  • The effect of interstitial gas atoms on cavity formation in self-ion irradiated nickel specimens is studied utilizing a 700-kV accelerator to inject H/sup +/ or He/sup +/ ions into nickel foils. A tandem accelerator then irradiates the foils with 14-MeV nickel to produce displacement damage. Details of the irradiation facilities are presented. Sample preparation and analysis techniques are described. Preliminary results and plans for future experiments are described.
  • The author demonstrates that a combination of (a) competitive binding of transition-metal cations, hardness cations, and protons to transition-metal-binding sites on fish gills and (b) aqueous complexation of transition-metal cations by HCO{sub 3}{sup {minus}} and CO{sub 3}{sup 2{minus}} explains why the regression slopes of In(LC50) vs In(hardness) for five divalent transition metals (Cd, Cu, Ni, Pb, and Zn) are {approximately}1, where LC50 is the median lethal concentration. For these calculations, the author assumed the amount of the transition metal bound to the fish gill at 50% mortality is constant (i.e., independent of water quality). Although the slopes theoretically should varymore » between 0 and 2, a slope of {approximately}1 is expected at midrange hardness if alkalinity covaries with hardness--a common condition in most laboratory toxicity tests.
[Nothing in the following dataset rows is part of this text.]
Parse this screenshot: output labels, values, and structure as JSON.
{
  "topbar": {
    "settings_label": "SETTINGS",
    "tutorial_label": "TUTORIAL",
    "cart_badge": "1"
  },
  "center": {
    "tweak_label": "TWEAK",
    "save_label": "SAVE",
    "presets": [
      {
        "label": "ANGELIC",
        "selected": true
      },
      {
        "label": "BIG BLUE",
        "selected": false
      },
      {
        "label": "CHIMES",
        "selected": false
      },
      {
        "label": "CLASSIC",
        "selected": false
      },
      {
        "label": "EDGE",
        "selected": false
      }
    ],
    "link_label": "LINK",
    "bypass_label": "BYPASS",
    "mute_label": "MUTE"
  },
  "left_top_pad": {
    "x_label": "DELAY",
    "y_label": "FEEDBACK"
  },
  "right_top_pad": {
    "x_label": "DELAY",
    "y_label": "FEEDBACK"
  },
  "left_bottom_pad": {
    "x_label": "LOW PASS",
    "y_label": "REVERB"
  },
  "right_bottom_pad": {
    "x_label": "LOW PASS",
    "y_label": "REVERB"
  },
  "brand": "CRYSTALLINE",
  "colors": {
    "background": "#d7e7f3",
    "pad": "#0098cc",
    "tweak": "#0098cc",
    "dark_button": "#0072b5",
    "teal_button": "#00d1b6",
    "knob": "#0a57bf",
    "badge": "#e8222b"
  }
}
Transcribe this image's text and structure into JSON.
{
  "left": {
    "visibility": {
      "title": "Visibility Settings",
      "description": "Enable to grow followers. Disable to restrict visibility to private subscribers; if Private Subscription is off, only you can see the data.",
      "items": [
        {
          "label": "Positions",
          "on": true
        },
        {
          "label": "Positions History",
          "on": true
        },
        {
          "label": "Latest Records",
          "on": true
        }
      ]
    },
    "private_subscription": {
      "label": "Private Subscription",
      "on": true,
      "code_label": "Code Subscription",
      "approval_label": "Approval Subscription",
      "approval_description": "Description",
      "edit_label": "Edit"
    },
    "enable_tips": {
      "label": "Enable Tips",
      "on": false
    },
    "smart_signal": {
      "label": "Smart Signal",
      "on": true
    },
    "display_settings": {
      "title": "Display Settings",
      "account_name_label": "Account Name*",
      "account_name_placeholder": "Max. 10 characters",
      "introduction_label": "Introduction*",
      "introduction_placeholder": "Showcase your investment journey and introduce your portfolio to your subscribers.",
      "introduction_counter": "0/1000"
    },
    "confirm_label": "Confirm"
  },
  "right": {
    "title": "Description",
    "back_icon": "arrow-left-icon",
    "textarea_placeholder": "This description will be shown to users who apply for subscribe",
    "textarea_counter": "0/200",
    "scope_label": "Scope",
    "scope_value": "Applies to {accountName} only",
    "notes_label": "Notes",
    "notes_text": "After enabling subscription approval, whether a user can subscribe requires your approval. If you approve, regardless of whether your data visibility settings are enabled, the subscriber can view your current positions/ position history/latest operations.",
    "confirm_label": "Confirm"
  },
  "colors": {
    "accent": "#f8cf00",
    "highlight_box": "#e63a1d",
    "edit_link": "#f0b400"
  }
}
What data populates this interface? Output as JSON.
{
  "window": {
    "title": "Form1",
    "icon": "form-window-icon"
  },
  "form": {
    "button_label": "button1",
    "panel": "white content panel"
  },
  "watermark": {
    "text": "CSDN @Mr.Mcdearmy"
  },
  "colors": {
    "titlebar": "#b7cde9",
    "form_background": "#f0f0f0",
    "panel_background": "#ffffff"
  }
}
But if alkalinity is held constant while hardness is varied, a slope of {approximately}0.5 is expected at midrange hardness. Although predictions of LC50s using regressions of In(LC50) vs In(hardness) might be acceptable for regulating discharges of transition metals to waters in the midrange of hardness, extrapolations beyond this range might drastically overpredict metal toxicity.« less